(Data records for software interfaces)

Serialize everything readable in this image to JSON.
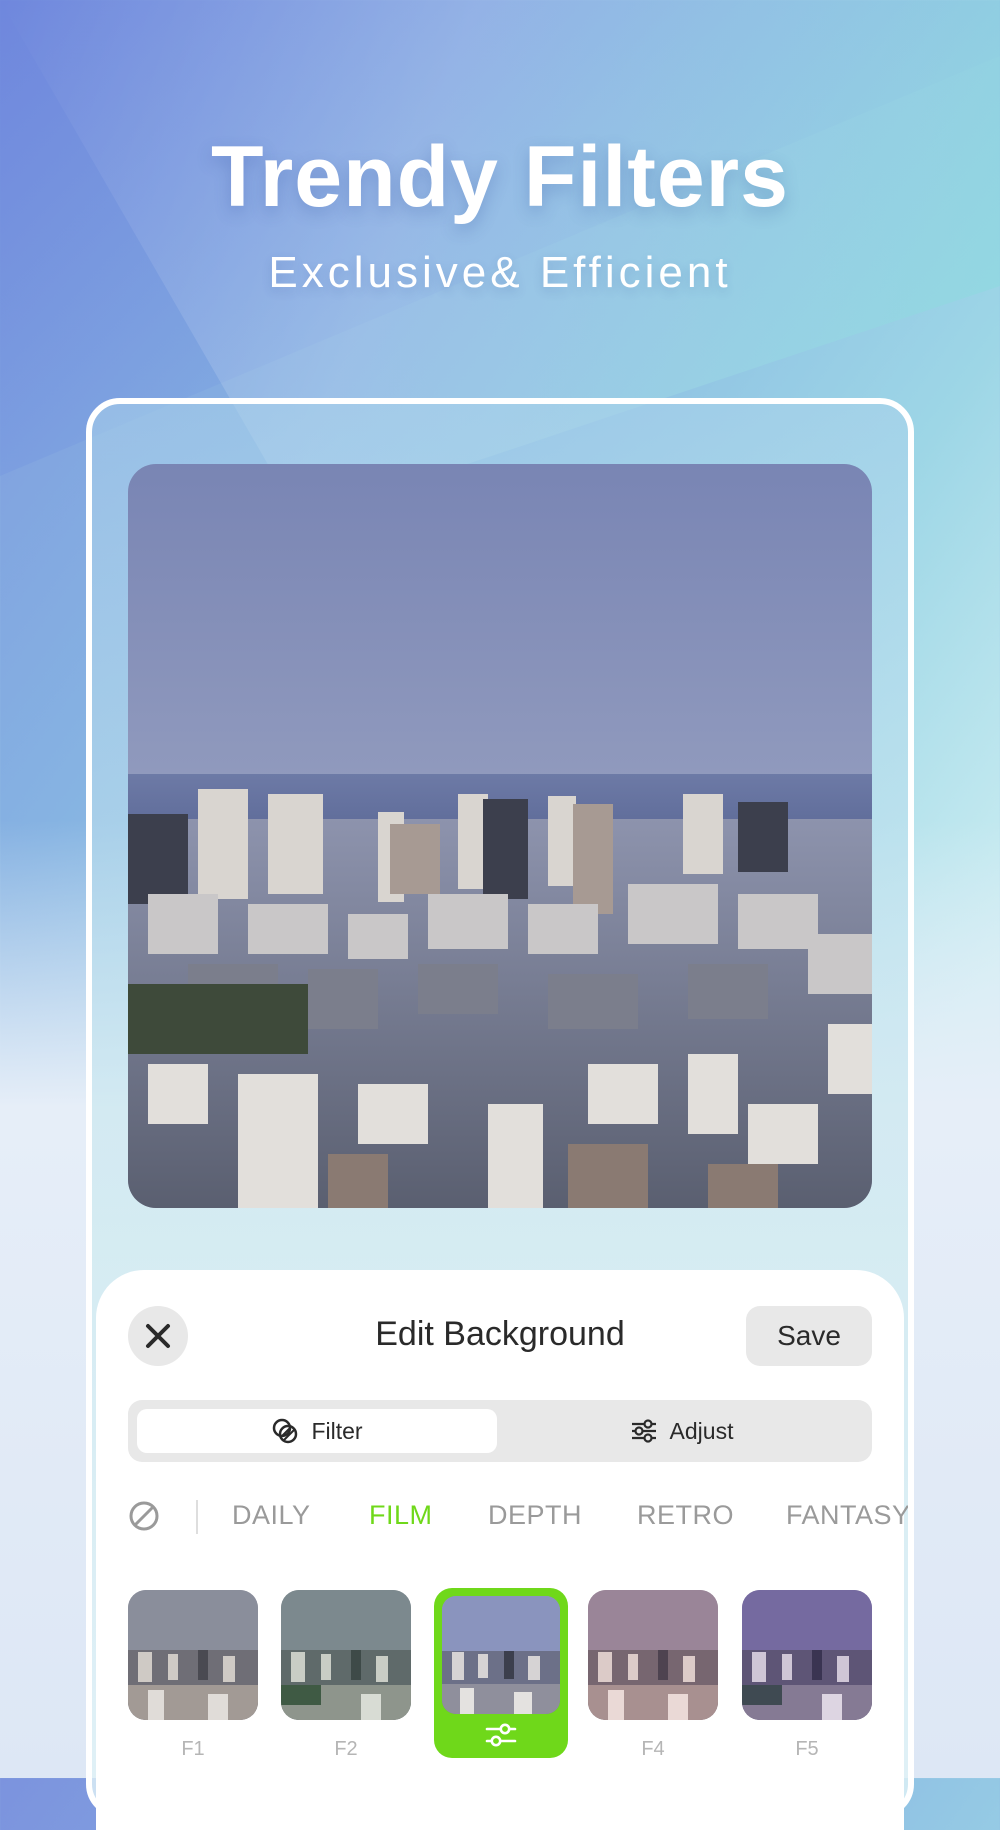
{
  "hero": {
    "title": "Trendy Filters",
    "subtitle": "Exclusive& Efficient"
  },
  "editor": {
    "title": "Edit Background",
    "save_label": "Save",
    "close_icon": "close-icon"
  },
  "tabs": [
    {
      "label": "Filter",
      "icon": "filter-icon",
      "active": true
    },
    {
      "label": "Adjust",
      "icon": "sliders-icon",
      "active": false
    }
  ],
  "categories": {
    "none_icon": "no-filter-icon",
    "items": [
      {
        "label": "DAILY",
        "active": false
      },
      {
        "label": "FILM",
        "active": true
      },
      {
        "label": "DEPTH",
        "active": false
      },
      {
        "label": "RETRO",
        "active": false
      },
      {
        "label": "FANTASY",
        "active": false
      }
    ]
  },
  "filters": [
    {
      "label": "F1",
      "selected": false
    },
    {
      "label": "F2",
      "selected": false
    },
    {
      "label": "",
      "selected": true,
      "icon": "adjust-sliders-icon"
    },
    {
      "label": "F4",
      "selected": false
    },
    {
      "label": "F5",
      "selected": false
    }
  ],
  "colors": {
    "accent": "#6fd81a",
    "sheet": "#ffffff",
    "control_bg": "#e8e8e8",
    "text_primary": "#2a2a2a",
    "text_muted": "#9a9a9a"
  }
}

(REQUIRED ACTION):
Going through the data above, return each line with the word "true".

(TASK OUTPUT):
      "active": true
        "active": true
      "selected": true,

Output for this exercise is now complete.